TASK OBJECTIVE: Each line below that holds the word "enjoy" counts once; state the total number of such lines and nothing else.

RECORDS FOR THE TASK: Begin

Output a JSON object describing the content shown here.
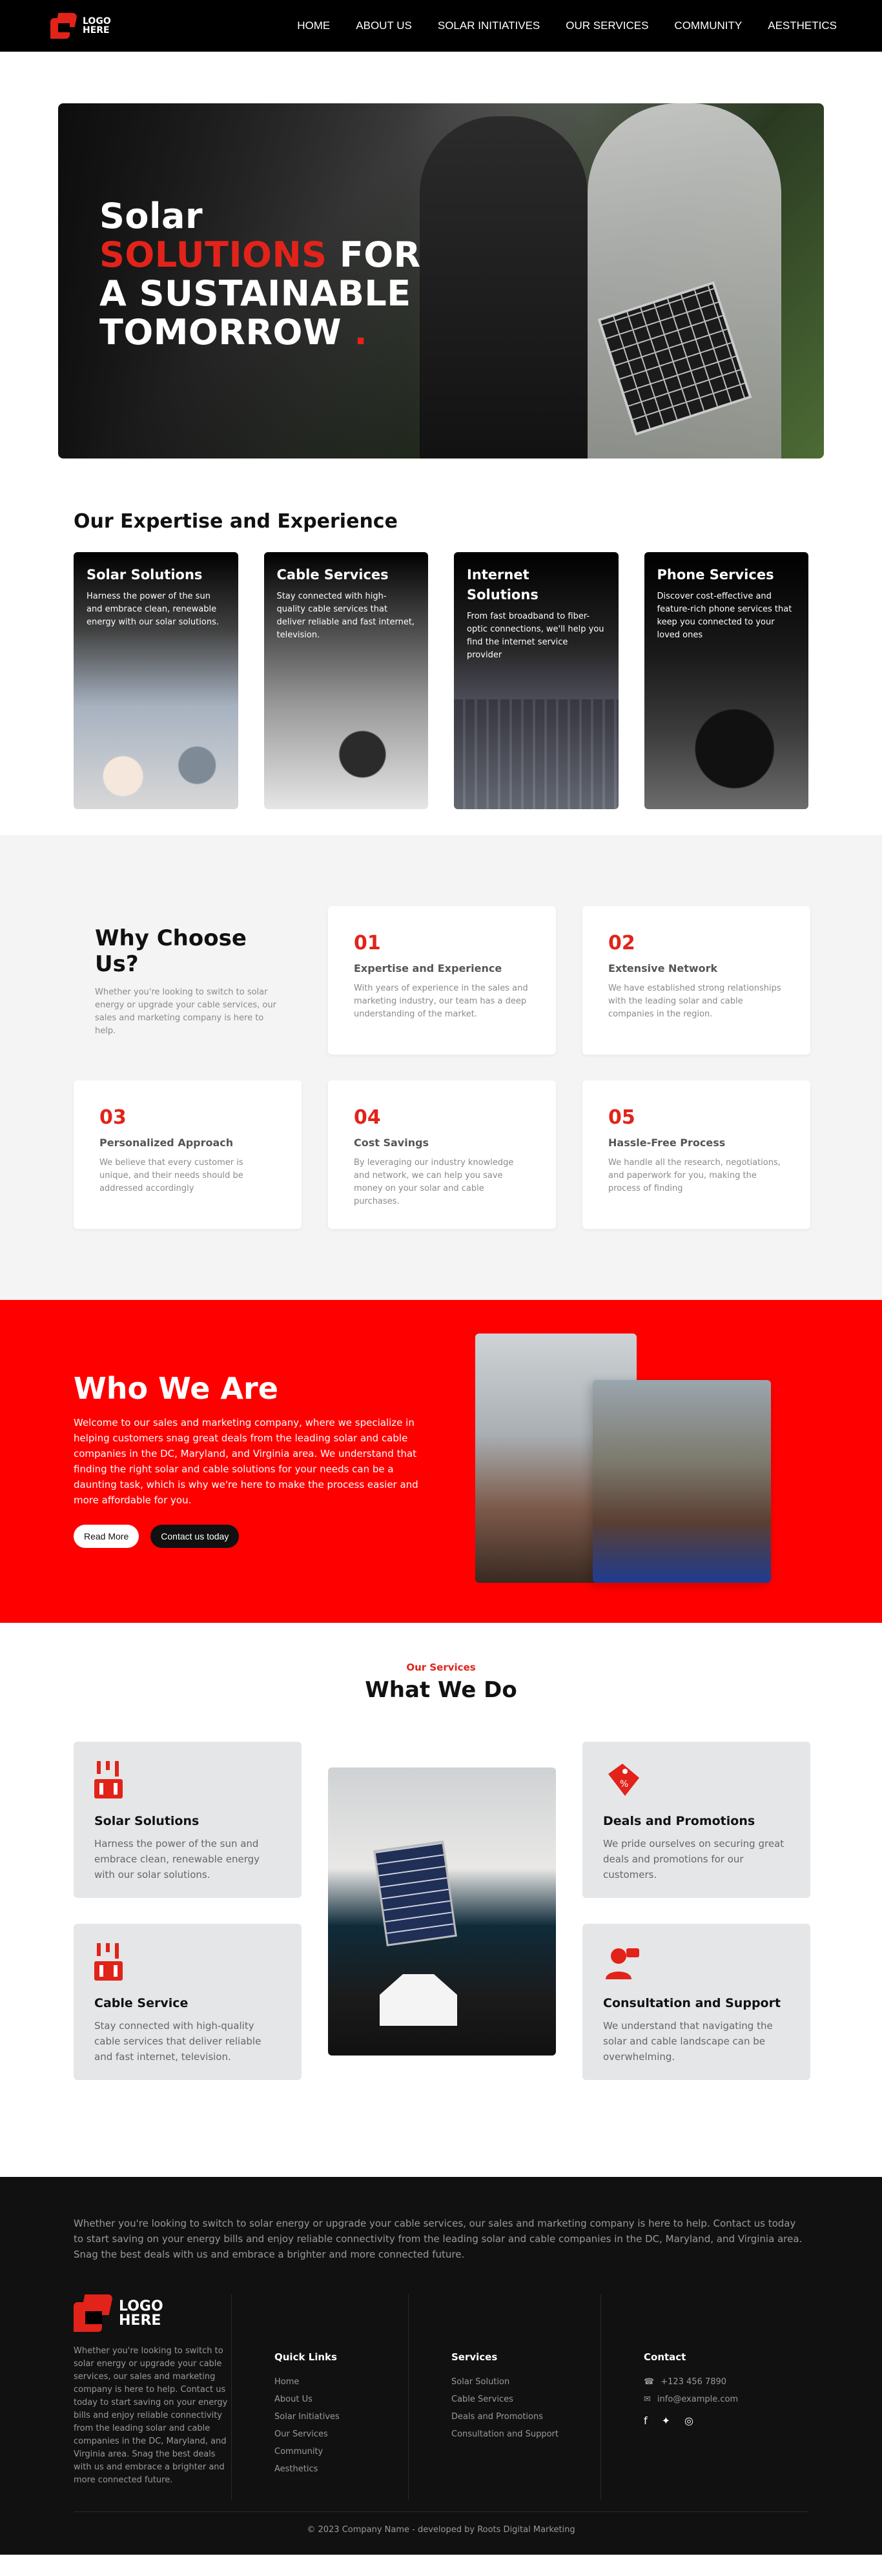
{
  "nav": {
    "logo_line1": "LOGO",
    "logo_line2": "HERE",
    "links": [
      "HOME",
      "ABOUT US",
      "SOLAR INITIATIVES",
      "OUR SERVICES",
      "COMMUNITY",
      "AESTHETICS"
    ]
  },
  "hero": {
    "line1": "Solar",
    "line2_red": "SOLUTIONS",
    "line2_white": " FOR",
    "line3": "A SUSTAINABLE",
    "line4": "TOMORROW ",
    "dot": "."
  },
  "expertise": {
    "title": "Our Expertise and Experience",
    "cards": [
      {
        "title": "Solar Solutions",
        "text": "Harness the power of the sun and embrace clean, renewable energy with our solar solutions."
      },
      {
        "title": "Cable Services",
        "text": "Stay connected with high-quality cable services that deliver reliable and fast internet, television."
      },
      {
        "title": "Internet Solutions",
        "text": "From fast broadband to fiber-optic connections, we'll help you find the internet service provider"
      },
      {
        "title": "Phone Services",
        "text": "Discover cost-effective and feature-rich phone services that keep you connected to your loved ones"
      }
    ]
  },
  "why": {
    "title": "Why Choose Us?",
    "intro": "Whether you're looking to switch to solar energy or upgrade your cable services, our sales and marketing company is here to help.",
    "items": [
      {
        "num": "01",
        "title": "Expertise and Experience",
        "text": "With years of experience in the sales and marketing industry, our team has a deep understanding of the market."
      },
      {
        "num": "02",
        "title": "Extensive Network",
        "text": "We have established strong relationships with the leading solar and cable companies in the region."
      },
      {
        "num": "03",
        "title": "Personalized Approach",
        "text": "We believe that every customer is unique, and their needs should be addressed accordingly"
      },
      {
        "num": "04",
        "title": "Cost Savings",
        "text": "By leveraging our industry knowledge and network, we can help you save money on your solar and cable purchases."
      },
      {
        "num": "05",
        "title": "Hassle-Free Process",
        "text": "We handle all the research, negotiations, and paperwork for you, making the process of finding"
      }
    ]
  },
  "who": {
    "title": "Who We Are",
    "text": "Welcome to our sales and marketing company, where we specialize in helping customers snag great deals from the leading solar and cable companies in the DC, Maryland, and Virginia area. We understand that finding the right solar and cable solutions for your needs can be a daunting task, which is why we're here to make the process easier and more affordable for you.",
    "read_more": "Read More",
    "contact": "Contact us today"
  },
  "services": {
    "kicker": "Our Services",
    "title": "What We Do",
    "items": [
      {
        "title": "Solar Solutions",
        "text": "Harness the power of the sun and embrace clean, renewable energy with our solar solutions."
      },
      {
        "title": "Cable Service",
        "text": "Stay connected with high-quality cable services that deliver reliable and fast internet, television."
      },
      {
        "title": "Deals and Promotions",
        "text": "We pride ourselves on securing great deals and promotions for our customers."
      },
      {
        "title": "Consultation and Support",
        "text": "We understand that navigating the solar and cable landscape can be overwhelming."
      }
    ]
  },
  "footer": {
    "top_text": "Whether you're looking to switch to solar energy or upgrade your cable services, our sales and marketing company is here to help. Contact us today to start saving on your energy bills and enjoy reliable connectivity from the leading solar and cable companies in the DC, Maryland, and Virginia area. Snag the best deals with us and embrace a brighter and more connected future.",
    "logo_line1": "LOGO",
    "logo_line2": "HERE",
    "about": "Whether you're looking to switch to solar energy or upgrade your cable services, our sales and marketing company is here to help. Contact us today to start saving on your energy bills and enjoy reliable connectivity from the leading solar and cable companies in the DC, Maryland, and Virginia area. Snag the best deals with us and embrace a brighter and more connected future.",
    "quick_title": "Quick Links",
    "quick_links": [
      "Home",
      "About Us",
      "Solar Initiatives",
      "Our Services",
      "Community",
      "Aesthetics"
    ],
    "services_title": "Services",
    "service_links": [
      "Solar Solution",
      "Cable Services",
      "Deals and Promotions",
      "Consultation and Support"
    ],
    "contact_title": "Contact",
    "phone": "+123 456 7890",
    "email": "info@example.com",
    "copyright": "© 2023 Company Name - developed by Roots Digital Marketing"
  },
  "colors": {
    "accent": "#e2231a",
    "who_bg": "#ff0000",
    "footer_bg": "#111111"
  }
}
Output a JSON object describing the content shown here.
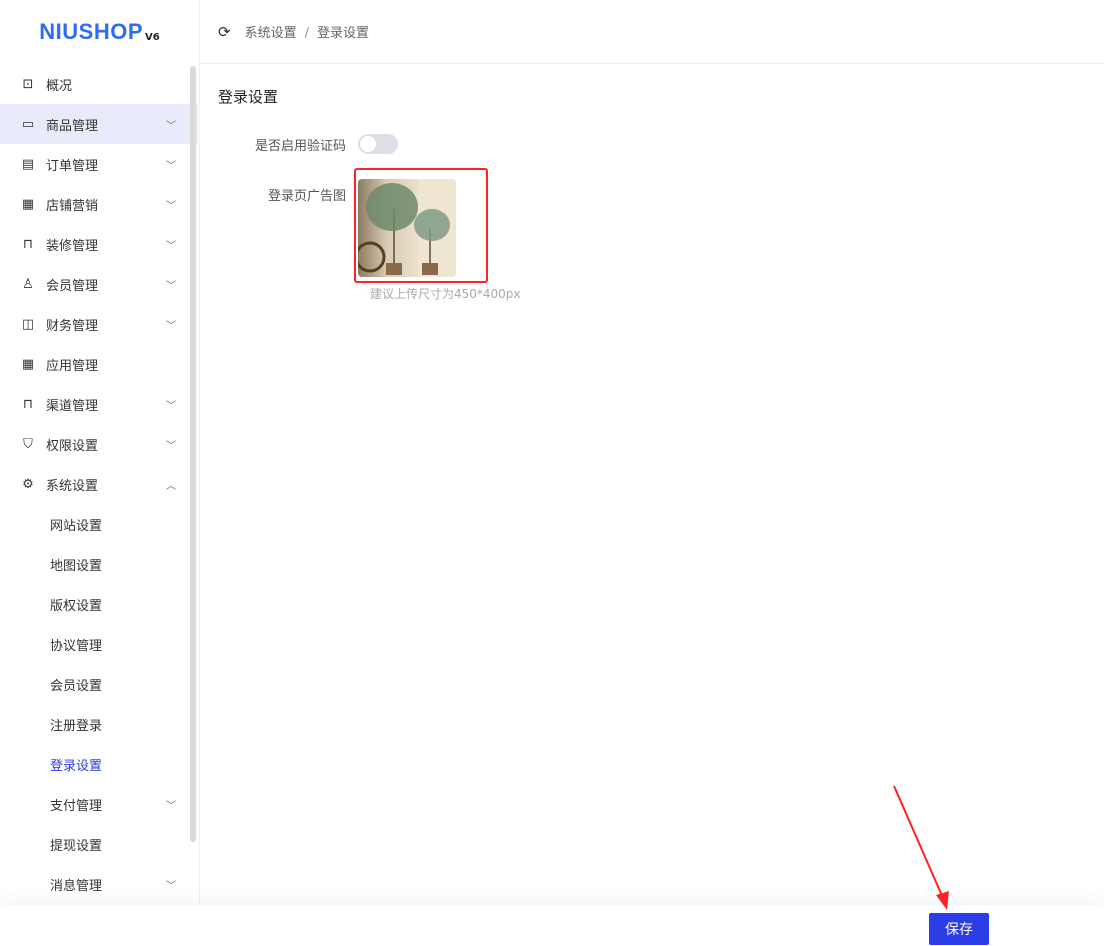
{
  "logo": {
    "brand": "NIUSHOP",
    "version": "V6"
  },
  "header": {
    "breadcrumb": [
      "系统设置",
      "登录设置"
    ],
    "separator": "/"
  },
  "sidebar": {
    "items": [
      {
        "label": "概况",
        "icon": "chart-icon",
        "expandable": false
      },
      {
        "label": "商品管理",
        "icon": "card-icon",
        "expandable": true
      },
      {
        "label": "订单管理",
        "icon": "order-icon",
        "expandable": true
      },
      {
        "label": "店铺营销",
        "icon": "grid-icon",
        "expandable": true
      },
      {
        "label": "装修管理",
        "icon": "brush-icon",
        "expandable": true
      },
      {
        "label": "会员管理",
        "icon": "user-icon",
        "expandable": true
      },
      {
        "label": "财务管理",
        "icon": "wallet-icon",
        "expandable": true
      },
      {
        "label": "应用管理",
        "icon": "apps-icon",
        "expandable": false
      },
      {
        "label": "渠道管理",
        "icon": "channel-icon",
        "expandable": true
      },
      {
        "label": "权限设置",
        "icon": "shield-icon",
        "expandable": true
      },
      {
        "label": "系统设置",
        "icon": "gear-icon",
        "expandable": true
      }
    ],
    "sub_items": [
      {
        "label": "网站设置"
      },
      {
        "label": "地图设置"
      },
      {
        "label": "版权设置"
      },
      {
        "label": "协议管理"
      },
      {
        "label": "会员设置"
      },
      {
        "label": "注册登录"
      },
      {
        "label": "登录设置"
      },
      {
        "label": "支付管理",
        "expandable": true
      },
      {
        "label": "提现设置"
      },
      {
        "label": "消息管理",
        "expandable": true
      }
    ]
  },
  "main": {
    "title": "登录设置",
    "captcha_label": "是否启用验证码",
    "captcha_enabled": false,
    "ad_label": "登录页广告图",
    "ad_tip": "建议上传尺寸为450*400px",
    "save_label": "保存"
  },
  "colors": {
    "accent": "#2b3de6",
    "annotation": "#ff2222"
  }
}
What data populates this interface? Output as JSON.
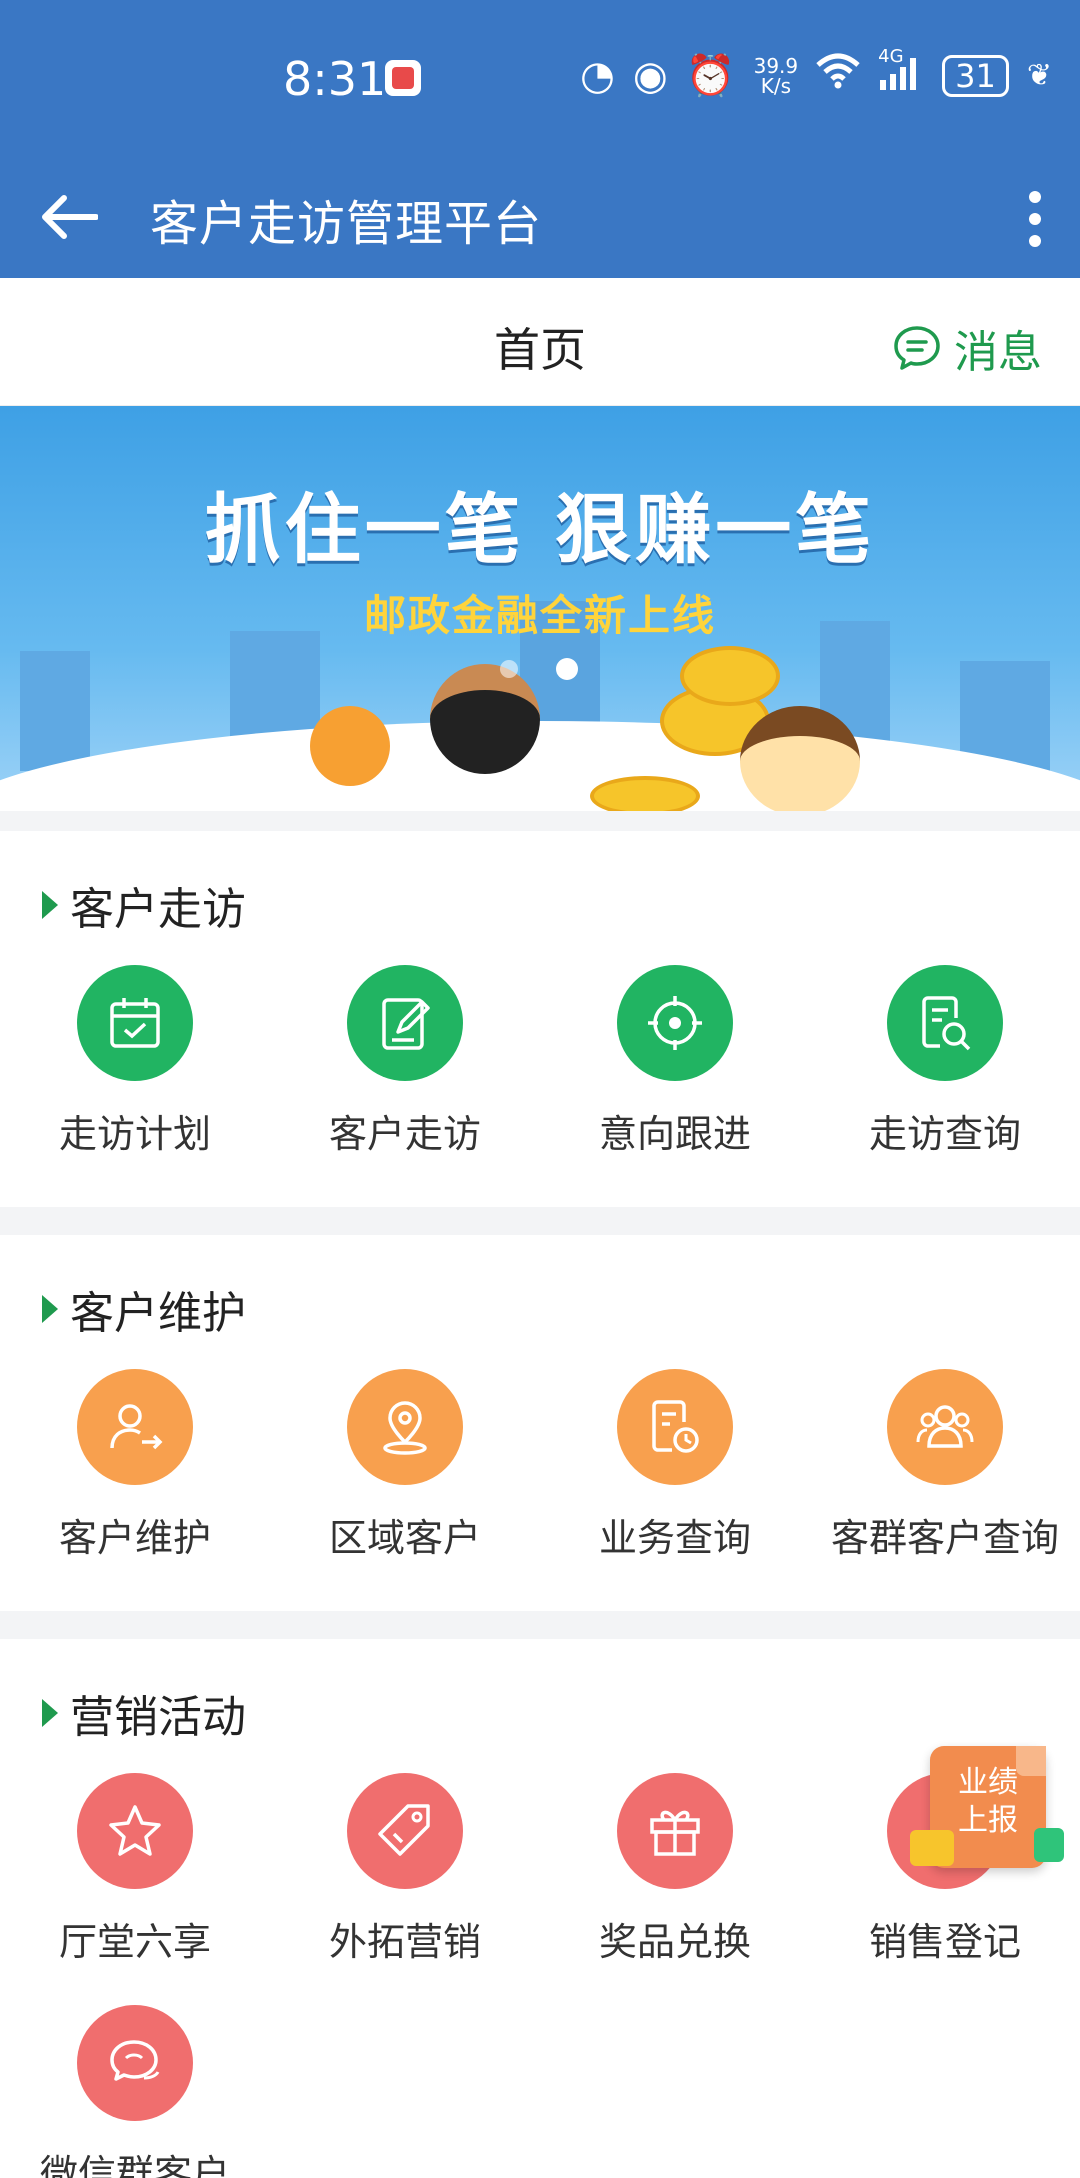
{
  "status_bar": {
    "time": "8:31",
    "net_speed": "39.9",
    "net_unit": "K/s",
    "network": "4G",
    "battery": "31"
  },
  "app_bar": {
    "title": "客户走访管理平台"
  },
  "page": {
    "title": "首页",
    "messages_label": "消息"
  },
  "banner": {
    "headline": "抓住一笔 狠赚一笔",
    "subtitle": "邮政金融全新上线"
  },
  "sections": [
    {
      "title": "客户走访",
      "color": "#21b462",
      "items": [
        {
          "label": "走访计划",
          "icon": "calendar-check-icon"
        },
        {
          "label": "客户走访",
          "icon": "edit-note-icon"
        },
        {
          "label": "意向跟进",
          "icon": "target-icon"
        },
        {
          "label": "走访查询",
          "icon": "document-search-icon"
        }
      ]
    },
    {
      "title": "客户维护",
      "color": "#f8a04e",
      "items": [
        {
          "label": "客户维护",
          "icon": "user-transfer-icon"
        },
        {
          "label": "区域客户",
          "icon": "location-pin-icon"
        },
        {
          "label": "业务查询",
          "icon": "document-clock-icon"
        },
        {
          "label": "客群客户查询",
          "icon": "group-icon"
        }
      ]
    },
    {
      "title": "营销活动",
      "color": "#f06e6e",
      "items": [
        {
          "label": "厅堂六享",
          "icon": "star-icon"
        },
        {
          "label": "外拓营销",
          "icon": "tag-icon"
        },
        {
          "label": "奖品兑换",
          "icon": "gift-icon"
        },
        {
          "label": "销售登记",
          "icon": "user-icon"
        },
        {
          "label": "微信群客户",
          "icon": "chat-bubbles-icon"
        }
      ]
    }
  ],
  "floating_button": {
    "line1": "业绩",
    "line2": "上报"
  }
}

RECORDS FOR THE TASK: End

EXERCISE ANSWER: 2